● **Task data**
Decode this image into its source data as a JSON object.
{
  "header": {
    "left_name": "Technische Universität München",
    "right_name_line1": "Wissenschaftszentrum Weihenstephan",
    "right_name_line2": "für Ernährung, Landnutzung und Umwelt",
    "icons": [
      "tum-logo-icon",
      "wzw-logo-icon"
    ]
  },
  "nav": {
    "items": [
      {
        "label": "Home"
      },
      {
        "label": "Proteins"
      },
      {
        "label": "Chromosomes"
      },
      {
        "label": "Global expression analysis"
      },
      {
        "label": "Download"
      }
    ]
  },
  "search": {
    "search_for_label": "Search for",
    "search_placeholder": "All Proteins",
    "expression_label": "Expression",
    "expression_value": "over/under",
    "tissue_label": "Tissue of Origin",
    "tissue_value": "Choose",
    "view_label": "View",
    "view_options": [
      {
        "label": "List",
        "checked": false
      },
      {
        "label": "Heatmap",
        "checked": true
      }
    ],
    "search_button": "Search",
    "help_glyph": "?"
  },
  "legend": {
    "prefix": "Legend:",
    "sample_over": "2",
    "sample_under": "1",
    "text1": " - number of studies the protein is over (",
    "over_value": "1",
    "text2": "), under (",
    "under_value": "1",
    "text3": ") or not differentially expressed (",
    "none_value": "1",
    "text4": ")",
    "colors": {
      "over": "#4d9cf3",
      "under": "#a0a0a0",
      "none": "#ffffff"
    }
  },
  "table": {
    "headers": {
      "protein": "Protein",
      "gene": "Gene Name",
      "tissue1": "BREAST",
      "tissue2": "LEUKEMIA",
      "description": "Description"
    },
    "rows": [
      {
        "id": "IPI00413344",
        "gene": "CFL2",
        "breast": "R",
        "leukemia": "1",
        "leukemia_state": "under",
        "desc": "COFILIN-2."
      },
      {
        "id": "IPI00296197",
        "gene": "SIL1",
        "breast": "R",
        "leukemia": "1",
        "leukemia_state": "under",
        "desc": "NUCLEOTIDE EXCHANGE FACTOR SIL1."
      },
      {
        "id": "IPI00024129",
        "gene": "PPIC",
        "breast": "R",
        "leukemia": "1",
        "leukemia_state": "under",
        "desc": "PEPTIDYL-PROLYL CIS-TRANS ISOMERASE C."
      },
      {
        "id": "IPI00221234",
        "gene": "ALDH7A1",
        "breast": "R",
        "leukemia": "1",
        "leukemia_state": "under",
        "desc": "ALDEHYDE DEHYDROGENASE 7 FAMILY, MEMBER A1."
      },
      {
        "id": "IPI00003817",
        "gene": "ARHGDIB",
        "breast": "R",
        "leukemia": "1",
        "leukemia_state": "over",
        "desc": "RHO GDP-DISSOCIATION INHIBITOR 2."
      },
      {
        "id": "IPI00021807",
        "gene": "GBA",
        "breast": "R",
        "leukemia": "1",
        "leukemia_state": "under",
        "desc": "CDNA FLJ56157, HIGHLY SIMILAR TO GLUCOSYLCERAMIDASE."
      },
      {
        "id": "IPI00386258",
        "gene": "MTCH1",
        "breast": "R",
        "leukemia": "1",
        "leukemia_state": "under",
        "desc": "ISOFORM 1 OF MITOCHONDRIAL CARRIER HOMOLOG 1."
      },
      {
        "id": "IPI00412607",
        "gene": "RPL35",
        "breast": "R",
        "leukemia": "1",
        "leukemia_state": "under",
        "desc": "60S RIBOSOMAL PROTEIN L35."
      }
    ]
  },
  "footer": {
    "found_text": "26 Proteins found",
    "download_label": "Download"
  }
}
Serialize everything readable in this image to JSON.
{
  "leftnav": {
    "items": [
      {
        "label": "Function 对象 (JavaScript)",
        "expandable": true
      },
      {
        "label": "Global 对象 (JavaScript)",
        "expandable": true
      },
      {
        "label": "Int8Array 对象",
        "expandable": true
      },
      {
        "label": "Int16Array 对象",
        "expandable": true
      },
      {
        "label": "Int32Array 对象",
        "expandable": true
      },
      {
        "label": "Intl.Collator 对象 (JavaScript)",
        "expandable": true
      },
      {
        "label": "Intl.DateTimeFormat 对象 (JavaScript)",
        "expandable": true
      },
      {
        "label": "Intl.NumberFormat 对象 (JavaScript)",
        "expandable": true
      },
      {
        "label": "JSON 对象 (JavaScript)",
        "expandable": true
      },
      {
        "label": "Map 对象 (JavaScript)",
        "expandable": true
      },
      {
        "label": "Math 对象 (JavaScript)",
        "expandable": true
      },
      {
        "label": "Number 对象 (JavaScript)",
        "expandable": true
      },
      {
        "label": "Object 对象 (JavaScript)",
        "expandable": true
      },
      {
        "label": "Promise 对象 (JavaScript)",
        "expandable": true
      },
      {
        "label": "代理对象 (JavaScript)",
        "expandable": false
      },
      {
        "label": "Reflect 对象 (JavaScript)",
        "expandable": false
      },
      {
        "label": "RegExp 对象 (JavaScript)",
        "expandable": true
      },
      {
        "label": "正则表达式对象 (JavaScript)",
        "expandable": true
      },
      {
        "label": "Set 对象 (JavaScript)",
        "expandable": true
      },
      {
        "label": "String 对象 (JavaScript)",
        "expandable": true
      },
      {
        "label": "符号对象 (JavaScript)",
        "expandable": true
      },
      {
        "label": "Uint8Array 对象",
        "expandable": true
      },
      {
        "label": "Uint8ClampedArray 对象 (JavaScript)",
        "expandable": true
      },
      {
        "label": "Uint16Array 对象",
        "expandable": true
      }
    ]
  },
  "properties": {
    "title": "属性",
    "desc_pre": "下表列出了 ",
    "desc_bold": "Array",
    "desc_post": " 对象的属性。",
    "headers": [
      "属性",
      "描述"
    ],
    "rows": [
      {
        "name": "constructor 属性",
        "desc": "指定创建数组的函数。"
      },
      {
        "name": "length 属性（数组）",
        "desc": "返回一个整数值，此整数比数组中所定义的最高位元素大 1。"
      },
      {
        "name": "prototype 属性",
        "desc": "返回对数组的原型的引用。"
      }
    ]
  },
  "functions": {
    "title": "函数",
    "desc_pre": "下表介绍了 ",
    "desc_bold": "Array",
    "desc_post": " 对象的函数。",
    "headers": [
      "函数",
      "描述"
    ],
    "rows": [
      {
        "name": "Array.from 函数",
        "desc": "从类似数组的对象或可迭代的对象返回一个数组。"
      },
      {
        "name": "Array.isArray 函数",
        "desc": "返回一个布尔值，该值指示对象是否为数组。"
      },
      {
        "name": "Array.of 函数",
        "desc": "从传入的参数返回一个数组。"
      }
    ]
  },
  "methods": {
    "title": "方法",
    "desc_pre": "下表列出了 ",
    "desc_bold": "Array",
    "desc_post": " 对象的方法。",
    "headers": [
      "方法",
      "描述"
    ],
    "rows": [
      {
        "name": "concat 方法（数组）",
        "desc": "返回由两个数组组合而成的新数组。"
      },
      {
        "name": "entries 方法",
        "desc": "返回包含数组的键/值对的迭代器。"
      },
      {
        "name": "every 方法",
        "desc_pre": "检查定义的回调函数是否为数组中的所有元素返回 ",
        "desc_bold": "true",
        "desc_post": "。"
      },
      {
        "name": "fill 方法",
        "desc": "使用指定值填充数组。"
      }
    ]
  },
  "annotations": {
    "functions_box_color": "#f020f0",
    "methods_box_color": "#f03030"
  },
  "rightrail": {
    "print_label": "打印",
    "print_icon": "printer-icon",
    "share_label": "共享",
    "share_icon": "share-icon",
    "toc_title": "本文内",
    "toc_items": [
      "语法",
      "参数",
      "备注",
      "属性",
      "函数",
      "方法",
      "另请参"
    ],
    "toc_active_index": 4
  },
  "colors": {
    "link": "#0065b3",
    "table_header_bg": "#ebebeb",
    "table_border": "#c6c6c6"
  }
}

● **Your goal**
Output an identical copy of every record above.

● **Solution**
Decode this image into its source data as a JSON object.
{
  "header": {
    "left_name": "Technische Universität München",
    "right_name_line1": "Wissenschaftszentrum Weihenstephan",
    "right_name_line2": "für Ernährung, Landnutzung und Umwelt",
    "icons": [
      "tum-logo-icon",
      "wzw-logo-icon"
    ]
  },
  "nav": {
    "items": [
      {
        "label": "Home"
      },
      {
        "label": "Proteins"
      },
      {
        "label": "Chromosomes"
      },
      {
        "label": "Global expression analysis"
      },
      {
        "label": "Download"
      }
    ]
  },
  "search": {
    "search_for_label": "Search for",
    "search_placeholder": "All Proteins",
    "expression_label": "Expression",
    "expression_value": "over/under",
    "tissue_label": "Tissue of Origin",
    "tissue_value": "Choose",
    "view_label": "View",
    "view_options": [
      {
        "label": "List",
        "checked": false
      },
      {
        "label": "Heatmap",
        "checked": true
      }
    ],
    "search_button": "Search",
    "help_glyph": "?"
  },
  "legend": {
    "prefix": "Legend:",
    "sample_over": "2",
    "sample_under": "1",
    "text1": " - number of studies the protein is over (",
    "over_value": "1",
    "text2": "), under (",
    "under_value": "1",
    "text3": ") or not differentially expressed (",
    "none_value": "1",
    "text4": ")",
    "colors": {
      "over": "#4d9cf3",
      "under": "#a0a0a0",
      "none": "#ffffff"
    }
  },
  "table": {
    "headers": {
      "protein": "Protein",
      "gene": "Gene Name",
      "tissue1": "BREAST",
      "tissue2": "LEUKEMIA",
      "description": "Description"
    },
    "rows": [
      {
        "id": "IPI00413344",
        "gene": "CFL2",
        "breast": "R",
        "leukemia": "1",
        "leukemia_state": "under",
        "desc": "COFILIN-2."
      },
      {
        "id": "IPI00296197",
        "gene": "SIL1",
        "breast": "R",
        "leukemia": "1",
        "leukemia_state": "under",
        "desc": "NUCLEOTIDE EXCHANGE FACTOR SIL1."
      },
      {
        "id": "IPI00024129",
        "gene": "PPIC",
        "breast": "R",
        "leukemia": "1",
        "leukemia_state": "under",
        "desc": "PEPTIDYL-PROLYL CIS-TRANS ISOMERASE C."
      },
      {
        "id": "IPI00221234",
        "gene": "ALDH7A1",
        "breast": "R",
        "leukemia": "1",
        "leukemia_state": "under",
        "desc": "ALDEHYDE DEHYDROGENASE 7 FAMILY, MEMBER A1."
      },
      {
        "id": "IPI00003817",
        "gene": "ARHGDIB",
        "breast": "R",
        "leukemia": "1",
        "leukemia_state": "over",
        "desc": "RHO GDP-DISSOCIATION INHIBITOR 2."
      },
      {
        "id": "IPI00021807",
        "gene": "GBA",
        "breast": "R",
        "leukemia": "1",
        "leukemia_state": "under",
        "desc": "CDNA FLJ56157, HIGHLY SIMILAR TO GLUCOSYLCERAMIDASE."
      },
      {
        "id": "IPI00386258",
        "gene": "MTCH1",
        "breast": "R",
        "leukemia": "1",
        "leukemia_state": "under",
        "desc": "ISOFORM 1 OF MITOCHONDRIAL CARRIER HOMOLOG 1."
      },
      {
        "id": "IPI00412607",
        "gene": "RPL35",
        "breast": "R",
        "leukemia": "1",
        "leukemia_state": "under",
        "desc": "60S RIBOSOMAL PROTEIN L35."
      }
    ]
  },
  "footer": {
    "found_text": "26 Proteins found",
    "download_label": "Download"
  }
}
Serialize everything readable in this image to JSON.
{
  "leftnav": {
    "items": [
      {
        "label": "Function 对象 (JavaScript)",
        "expandable": true
      },
      {
        "label": "Global 对象 (JavaScript)",
        "expandable": true
      },
      {
        "label": "Int8Array 对象",
        "expandable": true
      },
      {
        "label": "Int16Array 对象",
        "expandable": true
      },
      {
        "label": "Int32Array 对象",
        "expandable": true
      },
      {
        "label": "Intl.Collator 对象 (JavaScript)",
        "expandable": true
      },
      {
        "label": "Intl.DateTimeFormat 对象 (JavaScript)",
        "expandable": true
      },
      {
        "label": "Intl.NumberFormat 对象 (JavaScript)",
        "expandable": true
      },
      {
        "label": "JSON 对象 (JavaScript)",
        "expandable": true
      },
      {
        "label": "Map 对象 (JavaScript)",
        "expandable": true
      },
      {
        "label": "Math 对象 (JavaScript)",
        "expandable": true
      },
      {
        "label": "Number 对象 (JavaScript)",
        "expandable": true
      },
      {
        "label": "Object 对象 (JavaScript)",
        "expandable": true
      },
      {
        "label": "Promise 对象 (JavaScript)",
        "expandable": true
      },
      {
        "label": "代理对象 (JavaScript)",
        "expandable": false
      },
      {
        "label": "Reflect 对象 (JavaScript)",
        "expandable": false
      },
      {
        "label": "RegExp 对象 (JavaScript)",
        "expandable": true
      },
      {
        "label": "正则表达式对象 (JavaScript)",
        "expandable": true
      },
      {
        "label": "Set 对象 (JavaScript)",
        "expandable": true
      },
      {
        "label": "String 对象 (JavaScript)",
        "expandable": true
      },
      {
        "label": "符号对象 (JavaScript)",
        "expandable": true
      },
      {
        "label": "Uint8Array 对象",
        "expandable": true
      },
      {
        "label": "Uint8ClampedArray 对象 (JavaScript)",
        "expandable": true
      },
      {
        "label": "Uint16Array 对象",
        "expandable": true
      }
    ]
  },
  "properties": {
    "title": "属性",
    "desc_pre": "下表列出了 ",
    "desc_bold": "Array",
    "desc_post": " 对象的属性。",
    "headers": [
      "属性",
      "描述"
    ],
    "rows": [
      {
        "name": "constructor 属性",
        "desc": "指定创建数组的函数。"
      },
      {
        "name": "length 属性（数组）",
        "desc": "返回一个整数值，此整数比数组中所定义的最高位元素大 1。"
      },
      {
        "name": "prototype 属性",
        "desc": "返回对数组的原型的引用。"
      }
    ]
  },
  "functions": {
    "title": "函数",
    "desc_pre": "下表介绍了 ",
    "desc_bold": "Array",
    "desc_post": " 对象的函数。",
    "headers": [
      "函数",
      "描述"
    ],
    "rows": [
      {
        "name": "Array.from 函数",
        "desc": "从类似数组的对象或可迭代的对象返回一个数组。"
      },
      {
        "name": "Array.isArray 函数",
        "desc": "返回一个布尔值，该值指示对象是否为数组。"
      },
      {
        "name": "Array.of 函数",
        "desc": "从传入的参数返回一个数组。"
      }
    ]
  },
  "methods": {
    "title": "方法",
    "desc_pre": "下表列出了 ",
    "desc_bold": "Array",
    "desc_post": " 对象的方法。",
    "headers": [
      "方法",
      "描述"
    ],
    "rows": [
      {
        "name": "concat 方法（数组）",
        "desc": "返回由两个数组组合而成的新数组。"
      },
      {
        "name": "entries 方法",
        "desc": "返回包含数组的键/值对的迭代器。"
      },
      {
        "name": "every 方法",
        "desc_pre": "检查定义的回调函数是否为数组中的所有元素返回 ",
        "desc_bold": "true",
        "desc_post": "。"
      },
      {
        "name": "fill 方法",
        "desc": "使用指定值填充数组。"
      }
    ]
  },
  "annotations": {
    "functions_box_color": "#f020f0",
    "methods_box_color": "#f03030"
  },
  "rightrail": {
    "print_label": "打印",
    "print_icon": "printer-icon",
    "share_label": "共享",
    "share_icon": "share-icon",
    "toc_title": "本文内",
    "toc_items": [
      "语法",
      "参数",
      "备注",
      "属性",
      "函数",
      "方法",
      "另请参"
    ],
    "toc_active_index": 4
  },
  "colors": {
    "link": "#0065b3",
    "table_header_bg": "#ebebeb",
    "table_border": "#c6c6c6"
  }
}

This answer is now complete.